Eventually, I migrated to Microsoft’s Trustworthy Computing Group, during which time I traveled the globe convincing people that “Windows security” wasn’t an oxymoron and co-wrote a moderately successful trade book on the subject. I joined Amazon Web Services for a brief stint right when the cloud began to materialize. I set before myself a similar goal: to ensure cloud security became a serious and worthwhile endeavor.
Wanting to head my career toward a different path, I joined the CTO office at Riverbed Technology. There, I met Mark Day and many other fine individuals from whom I learned to really enjoy what it is that CTO office types do. After that, I returned to the security realm as a Gartner analyst researching and writing about public cloud security. While many businesses have made their peace with the cloud and derive security benefits from it, others remain wary that storing their data on someone else’s computer can ever be secure.
Ever since my first SAS day in 2016, there are things I’ve always admired about Netskope, whether that’s the people, the way the product is evolving, or the way Netskope is positioning itself in the market.
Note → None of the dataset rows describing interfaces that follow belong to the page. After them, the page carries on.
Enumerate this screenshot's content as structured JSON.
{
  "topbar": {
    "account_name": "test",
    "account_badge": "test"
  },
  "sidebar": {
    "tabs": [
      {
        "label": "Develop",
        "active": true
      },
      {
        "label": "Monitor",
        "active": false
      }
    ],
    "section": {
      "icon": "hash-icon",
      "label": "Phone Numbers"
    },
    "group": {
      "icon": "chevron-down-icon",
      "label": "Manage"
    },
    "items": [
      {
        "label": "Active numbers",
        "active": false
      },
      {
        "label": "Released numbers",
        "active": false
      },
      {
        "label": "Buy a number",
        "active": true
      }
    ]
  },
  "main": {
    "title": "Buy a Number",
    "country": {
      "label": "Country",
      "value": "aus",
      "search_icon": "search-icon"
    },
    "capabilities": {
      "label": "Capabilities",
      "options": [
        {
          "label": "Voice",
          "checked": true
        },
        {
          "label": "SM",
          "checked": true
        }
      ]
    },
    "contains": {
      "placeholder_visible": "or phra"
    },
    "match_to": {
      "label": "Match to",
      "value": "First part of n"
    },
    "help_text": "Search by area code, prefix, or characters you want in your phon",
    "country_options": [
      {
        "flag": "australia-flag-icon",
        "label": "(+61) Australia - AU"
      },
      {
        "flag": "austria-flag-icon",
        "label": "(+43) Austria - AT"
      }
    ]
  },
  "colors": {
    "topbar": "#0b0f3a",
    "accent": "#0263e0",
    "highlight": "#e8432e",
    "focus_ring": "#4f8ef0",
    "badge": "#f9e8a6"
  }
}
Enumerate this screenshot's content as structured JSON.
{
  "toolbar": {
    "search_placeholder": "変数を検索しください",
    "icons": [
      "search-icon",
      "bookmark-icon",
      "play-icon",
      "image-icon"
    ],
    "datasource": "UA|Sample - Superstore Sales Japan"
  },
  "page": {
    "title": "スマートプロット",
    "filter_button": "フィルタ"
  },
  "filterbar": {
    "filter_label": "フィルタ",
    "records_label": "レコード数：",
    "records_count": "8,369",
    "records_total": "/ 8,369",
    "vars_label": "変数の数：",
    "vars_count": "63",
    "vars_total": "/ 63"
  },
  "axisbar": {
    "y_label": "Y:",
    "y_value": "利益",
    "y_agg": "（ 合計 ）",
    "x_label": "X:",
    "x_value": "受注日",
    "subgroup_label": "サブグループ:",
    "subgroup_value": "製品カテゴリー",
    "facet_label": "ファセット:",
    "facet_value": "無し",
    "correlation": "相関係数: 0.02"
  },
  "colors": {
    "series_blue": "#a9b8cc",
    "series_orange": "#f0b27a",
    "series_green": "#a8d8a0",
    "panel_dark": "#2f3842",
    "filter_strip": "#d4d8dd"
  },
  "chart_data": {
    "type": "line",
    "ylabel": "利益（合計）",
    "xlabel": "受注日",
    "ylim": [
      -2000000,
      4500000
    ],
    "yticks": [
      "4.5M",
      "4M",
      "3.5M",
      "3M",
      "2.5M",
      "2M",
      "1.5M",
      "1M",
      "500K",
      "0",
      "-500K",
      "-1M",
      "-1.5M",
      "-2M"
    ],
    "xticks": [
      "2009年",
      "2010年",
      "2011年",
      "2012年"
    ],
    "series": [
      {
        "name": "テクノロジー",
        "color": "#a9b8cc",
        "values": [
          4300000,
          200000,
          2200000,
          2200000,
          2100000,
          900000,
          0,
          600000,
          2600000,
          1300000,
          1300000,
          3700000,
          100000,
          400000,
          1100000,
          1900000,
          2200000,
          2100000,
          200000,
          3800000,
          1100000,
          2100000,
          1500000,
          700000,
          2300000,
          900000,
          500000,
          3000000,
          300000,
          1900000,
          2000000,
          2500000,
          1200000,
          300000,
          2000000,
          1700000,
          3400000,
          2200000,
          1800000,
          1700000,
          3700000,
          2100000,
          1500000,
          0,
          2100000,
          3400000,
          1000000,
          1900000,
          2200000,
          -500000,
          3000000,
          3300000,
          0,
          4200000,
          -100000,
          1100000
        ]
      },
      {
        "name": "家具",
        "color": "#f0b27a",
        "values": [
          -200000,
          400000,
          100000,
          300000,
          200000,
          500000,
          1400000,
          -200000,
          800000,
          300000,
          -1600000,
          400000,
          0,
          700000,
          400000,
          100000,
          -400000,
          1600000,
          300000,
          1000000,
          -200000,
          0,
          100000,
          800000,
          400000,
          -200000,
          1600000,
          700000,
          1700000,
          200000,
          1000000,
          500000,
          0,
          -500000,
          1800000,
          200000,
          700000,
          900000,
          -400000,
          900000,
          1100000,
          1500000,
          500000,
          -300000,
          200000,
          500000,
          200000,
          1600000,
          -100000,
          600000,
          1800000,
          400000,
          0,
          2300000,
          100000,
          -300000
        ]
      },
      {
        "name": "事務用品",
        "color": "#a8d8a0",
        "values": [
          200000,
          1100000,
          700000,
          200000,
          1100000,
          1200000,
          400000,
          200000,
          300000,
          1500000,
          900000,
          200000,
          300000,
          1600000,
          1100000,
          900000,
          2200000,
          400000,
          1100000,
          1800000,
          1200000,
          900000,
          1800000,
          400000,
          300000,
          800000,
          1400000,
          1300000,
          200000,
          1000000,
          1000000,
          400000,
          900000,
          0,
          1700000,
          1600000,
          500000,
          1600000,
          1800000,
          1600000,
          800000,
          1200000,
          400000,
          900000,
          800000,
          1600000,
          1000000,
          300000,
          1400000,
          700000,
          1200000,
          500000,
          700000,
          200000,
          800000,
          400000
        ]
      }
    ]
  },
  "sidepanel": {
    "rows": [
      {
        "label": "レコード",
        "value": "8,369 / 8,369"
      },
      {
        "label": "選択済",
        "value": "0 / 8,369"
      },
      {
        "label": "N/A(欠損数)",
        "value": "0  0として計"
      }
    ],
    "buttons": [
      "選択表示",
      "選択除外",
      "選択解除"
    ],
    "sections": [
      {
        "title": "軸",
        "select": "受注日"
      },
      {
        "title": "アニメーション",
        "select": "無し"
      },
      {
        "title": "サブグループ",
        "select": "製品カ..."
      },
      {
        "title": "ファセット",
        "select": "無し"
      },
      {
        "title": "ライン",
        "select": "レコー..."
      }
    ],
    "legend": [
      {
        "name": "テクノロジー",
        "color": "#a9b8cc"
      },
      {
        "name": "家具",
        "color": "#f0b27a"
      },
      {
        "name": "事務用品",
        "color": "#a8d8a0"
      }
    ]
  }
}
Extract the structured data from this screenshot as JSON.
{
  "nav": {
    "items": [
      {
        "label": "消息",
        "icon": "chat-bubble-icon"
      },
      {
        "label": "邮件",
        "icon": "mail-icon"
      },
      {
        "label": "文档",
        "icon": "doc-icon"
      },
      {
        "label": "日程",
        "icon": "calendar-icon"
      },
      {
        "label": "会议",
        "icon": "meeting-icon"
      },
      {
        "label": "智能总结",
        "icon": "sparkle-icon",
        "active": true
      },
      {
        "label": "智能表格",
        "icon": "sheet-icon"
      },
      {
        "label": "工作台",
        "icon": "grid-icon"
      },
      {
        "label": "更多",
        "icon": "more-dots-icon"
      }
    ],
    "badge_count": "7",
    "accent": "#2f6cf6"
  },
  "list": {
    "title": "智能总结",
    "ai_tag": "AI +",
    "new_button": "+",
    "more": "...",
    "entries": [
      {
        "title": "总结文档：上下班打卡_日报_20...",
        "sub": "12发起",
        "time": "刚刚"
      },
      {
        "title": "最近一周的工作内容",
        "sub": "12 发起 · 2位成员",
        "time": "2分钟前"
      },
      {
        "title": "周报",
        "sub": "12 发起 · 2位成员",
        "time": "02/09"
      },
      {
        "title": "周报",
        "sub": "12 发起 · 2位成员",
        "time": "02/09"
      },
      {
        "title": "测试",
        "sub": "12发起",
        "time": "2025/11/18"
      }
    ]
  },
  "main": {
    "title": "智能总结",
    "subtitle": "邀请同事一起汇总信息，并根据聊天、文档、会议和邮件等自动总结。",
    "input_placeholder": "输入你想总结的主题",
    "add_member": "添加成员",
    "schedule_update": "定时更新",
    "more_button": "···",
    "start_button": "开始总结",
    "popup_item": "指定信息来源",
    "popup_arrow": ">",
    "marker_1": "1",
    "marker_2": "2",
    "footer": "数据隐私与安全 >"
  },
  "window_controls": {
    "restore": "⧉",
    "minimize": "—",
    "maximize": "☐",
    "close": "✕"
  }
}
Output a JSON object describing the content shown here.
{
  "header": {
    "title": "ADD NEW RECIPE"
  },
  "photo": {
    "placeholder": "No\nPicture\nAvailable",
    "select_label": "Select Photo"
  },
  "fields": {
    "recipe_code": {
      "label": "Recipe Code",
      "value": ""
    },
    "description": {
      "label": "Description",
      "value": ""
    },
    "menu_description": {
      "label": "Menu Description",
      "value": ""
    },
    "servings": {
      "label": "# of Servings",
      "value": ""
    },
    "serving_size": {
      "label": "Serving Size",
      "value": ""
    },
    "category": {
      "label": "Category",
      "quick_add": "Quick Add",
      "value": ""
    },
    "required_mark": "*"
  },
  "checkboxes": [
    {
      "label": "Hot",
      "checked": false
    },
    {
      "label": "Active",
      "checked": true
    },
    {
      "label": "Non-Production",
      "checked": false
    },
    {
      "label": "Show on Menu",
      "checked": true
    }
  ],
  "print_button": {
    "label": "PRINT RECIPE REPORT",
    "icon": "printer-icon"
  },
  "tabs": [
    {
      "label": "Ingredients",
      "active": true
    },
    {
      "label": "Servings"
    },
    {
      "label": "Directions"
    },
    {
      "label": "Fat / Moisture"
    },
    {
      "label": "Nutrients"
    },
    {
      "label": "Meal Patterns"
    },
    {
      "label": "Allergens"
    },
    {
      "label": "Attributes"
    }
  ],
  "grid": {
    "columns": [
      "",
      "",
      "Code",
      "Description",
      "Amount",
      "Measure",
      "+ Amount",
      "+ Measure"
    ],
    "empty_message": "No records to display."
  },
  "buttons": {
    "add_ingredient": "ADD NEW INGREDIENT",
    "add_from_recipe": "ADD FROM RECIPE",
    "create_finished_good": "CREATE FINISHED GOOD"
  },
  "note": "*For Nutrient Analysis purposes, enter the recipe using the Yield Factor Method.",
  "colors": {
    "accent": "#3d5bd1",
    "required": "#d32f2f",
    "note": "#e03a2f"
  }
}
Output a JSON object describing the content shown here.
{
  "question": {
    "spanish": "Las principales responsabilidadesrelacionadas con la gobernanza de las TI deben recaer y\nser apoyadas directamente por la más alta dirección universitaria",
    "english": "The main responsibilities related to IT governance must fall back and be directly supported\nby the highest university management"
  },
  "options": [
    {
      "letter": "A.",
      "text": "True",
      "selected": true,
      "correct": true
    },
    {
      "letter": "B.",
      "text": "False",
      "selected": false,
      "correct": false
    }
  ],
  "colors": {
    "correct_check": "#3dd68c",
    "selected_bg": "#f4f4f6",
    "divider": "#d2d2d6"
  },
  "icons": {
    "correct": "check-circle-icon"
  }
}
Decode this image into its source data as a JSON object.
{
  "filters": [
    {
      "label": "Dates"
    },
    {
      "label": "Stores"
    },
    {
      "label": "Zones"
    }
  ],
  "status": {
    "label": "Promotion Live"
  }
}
Netskope also aligns with the goal that has always been at the front of mind: protecting data and users regardless of where it and they may roam.
All of these things retained my interest, which is why when I had a conversation with my former Riverbed colleague Mark Day, now Netskope’s Chief Scientist, and identified the kinds of things I wanted to work on, the determination was made to bring me into the office of the CTO as Field CTO.
In my role as Field CTO, I can help influence and interact with just about every department across the organization, if I use my diplomatic skills correctly. When I was an analyst, I relied on Netskope for data and product questions. Now, I can pull from that experience to help give our analyst relations the perspective and edge that will help make them indispensable to the broader analyst community.
This kind of interaction across departments, to offer input, and help move projects along is what I really enjoy doing and what worked well for me at Microsoft, Riverbed, and elsewhere. Now that I am here, with people I know from my time at Riverbed and beyond, it feels a bit like returning home to something familiar. Being able to make that kind of difference for a company in Netskope’s unique position is what makes me happy and gets me excited about coming in to work every day. No longer content to pontificate from the sidelines, I can participate more directly—now, here I am.